● **Assignment**
Which lines in the records below include the word "JSON"? Report each of them in full.

--- Records for this task ---

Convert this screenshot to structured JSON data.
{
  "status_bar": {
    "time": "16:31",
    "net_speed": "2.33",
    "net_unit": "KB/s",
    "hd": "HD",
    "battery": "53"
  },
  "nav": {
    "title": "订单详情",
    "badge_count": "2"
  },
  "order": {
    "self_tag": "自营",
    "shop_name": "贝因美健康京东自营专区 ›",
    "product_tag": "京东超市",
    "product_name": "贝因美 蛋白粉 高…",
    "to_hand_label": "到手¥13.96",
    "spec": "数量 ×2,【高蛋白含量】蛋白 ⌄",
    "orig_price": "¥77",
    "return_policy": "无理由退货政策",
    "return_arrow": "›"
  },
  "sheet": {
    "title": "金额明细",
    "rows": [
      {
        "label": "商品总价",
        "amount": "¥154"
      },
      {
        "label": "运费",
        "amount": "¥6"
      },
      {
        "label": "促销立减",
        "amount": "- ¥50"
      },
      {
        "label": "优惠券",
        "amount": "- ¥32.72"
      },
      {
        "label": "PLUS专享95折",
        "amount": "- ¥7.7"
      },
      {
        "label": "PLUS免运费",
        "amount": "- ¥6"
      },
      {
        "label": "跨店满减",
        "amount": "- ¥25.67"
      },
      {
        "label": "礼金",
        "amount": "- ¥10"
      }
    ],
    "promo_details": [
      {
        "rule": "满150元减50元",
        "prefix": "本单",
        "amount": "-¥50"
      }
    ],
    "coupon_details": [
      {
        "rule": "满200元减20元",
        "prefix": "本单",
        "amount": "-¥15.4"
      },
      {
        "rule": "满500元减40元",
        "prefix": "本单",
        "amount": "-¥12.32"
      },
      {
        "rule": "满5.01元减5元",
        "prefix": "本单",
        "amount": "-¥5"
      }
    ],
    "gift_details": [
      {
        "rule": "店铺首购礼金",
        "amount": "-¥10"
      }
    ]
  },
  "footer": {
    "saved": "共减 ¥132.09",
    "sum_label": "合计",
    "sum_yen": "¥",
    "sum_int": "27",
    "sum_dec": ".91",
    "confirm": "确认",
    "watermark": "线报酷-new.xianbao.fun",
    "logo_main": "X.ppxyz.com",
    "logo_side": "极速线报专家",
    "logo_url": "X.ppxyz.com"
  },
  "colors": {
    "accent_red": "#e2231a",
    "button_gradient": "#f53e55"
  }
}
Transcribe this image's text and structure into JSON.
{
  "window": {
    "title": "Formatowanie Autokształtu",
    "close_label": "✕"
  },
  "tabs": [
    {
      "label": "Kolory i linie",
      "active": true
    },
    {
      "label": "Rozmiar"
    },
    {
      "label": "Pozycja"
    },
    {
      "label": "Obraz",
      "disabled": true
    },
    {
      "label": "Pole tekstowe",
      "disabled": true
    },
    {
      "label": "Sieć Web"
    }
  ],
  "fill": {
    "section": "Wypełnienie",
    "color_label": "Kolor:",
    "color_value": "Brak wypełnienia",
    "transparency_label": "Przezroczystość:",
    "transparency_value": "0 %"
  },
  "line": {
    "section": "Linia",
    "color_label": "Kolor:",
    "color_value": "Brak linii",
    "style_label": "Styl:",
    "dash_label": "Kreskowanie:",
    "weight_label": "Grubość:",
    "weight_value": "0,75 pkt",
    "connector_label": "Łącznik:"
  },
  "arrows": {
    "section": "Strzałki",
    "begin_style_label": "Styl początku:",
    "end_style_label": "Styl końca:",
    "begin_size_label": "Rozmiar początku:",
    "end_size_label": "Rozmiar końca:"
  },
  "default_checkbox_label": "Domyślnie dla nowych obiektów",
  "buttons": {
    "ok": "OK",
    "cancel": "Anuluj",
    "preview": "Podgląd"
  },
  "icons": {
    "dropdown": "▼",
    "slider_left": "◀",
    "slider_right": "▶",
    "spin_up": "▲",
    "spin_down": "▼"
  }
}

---

● **Answer box**
Convert this screenshot to structured JSON data.
Transcribe this image's text and structure into JSON.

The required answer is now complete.